Writing in the New England Journal of Medicine, Bonnie Darves argues new applications of telemedicine have enabled rural physicians to manage a wide range of acutely ill patients, improve accessibility to specialists, and reduce barriers to care in underserved regions: “With advances in technology, plummeting costs, and governmental health care system partnerships, telemedicine is now used by more than half of U.S. hospitals and has reduced rural practice isolation. Be sure that health plan and hospital credentialing, privileging, licensure, and malpractice issues are addressed before practicing telemedicine.”
Physician Care and Telemedicine
Devon Herrick of National Center for Policy Analysis examines the benefits of telemedicine in providing health care at a lower cost and outlines the current barriers to expansion: “Entrepreneurs are using the telephone, the Internet and personal computers for innovative solutions to traditional problems of health care delivery. These advances are not only making care more accessible and convenient, they are also raising quality and containing medical costs.”
Convenient Care and Telemedicine
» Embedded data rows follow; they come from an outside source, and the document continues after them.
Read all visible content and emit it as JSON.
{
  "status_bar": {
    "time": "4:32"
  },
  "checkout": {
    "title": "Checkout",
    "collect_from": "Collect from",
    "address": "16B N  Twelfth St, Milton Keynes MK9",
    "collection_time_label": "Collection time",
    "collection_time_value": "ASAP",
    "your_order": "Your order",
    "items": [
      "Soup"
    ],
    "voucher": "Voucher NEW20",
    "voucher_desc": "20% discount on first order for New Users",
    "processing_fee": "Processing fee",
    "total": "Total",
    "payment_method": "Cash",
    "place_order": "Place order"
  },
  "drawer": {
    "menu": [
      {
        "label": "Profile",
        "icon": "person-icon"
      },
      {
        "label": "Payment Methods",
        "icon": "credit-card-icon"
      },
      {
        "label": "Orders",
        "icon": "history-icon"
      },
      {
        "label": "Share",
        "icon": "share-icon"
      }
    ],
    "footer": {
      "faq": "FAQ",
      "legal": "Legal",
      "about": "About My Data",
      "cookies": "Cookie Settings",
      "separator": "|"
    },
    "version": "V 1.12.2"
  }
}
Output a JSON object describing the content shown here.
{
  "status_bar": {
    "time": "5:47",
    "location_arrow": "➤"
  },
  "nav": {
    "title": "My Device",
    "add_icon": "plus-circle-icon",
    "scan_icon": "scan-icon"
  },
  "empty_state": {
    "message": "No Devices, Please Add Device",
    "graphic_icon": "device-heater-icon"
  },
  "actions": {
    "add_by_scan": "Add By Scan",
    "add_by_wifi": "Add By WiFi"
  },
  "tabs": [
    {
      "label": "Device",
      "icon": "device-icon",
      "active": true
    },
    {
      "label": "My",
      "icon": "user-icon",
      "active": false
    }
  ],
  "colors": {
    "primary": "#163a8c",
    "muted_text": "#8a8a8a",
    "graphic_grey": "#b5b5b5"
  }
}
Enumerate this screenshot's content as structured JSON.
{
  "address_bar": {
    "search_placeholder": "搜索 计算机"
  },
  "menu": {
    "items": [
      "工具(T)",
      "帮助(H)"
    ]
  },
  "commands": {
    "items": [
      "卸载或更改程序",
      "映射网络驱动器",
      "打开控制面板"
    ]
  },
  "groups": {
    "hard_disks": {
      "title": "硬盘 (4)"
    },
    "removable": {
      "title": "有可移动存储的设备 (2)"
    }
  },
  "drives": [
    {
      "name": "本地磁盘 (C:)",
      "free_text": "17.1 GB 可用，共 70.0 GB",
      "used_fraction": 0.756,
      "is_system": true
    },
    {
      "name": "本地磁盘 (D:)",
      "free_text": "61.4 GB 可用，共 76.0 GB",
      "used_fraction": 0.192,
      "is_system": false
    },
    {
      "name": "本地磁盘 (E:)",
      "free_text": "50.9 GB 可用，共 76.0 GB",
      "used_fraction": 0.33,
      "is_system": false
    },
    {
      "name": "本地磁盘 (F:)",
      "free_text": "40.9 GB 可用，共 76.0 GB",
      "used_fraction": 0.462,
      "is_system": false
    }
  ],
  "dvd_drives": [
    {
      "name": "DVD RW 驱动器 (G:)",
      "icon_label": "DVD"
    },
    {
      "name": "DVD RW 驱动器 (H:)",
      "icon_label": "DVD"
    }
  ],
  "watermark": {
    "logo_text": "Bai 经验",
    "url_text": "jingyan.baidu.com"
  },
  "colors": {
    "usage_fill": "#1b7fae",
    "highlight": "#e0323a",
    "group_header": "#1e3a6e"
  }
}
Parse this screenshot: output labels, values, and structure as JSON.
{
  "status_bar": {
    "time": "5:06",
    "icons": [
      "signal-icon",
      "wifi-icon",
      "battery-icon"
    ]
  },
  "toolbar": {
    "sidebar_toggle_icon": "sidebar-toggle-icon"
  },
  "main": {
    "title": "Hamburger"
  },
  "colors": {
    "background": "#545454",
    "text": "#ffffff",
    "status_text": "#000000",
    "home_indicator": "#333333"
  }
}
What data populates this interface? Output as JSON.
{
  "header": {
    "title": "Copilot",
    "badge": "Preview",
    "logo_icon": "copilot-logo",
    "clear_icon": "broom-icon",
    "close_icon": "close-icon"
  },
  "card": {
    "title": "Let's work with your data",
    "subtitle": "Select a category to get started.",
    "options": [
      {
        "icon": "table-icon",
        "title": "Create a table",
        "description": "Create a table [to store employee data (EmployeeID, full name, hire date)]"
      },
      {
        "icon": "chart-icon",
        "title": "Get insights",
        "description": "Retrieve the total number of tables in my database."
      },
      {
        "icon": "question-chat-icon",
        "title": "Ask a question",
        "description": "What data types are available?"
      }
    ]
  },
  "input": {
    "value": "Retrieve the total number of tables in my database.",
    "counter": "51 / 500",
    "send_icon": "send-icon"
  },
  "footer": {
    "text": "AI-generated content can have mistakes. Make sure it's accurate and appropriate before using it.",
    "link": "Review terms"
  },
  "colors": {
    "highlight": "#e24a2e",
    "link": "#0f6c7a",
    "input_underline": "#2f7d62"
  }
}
This study examines the contribution of telemedicine and other information technology to innovative solutions to some of the problems patients and health care providers encounter under the traditional model of health care delivery. It also identifies obstacles to progress and the public policy changes needed to remove them.
3 Solutions for Major Telemedicine Barriers
This article from Becker’s Hospital Review discusses a recently published study in Telemedicine and e-Health which found three major barriers to telemedicine implementation and use that must be addressed.
Crossing the Telemedicine Chasm: Have the U.S. Barriers to Widespread Adoption of Telemedicine Been Significantly Reduced?
Widespread telemedicine adoption has been stymied by unnecessary technological, financial, and legal barriers for 40 years. In addition, business strategy and human resources have contributed to the delay of implementation. Cynthia LeRouge and Monica J. Garfield canvass recent events and activities in these areas and overall U.S. health care reform that might help to break down these barriers.
Nothing in this Research & Commentary is intended to influence the passage of legislation, and it does not necessarily represent the views of The Heartland Institute. For further information on this subject, visit The Heartland Institute’s website, and PolicyBot, Heartland’s free online research database.
If you have any questions about this issue or The Heartland Institute’s website, contact Lennie Jarratt, a state government relations manager at The Heartland Institute, at [email protected] or 312/377-4000.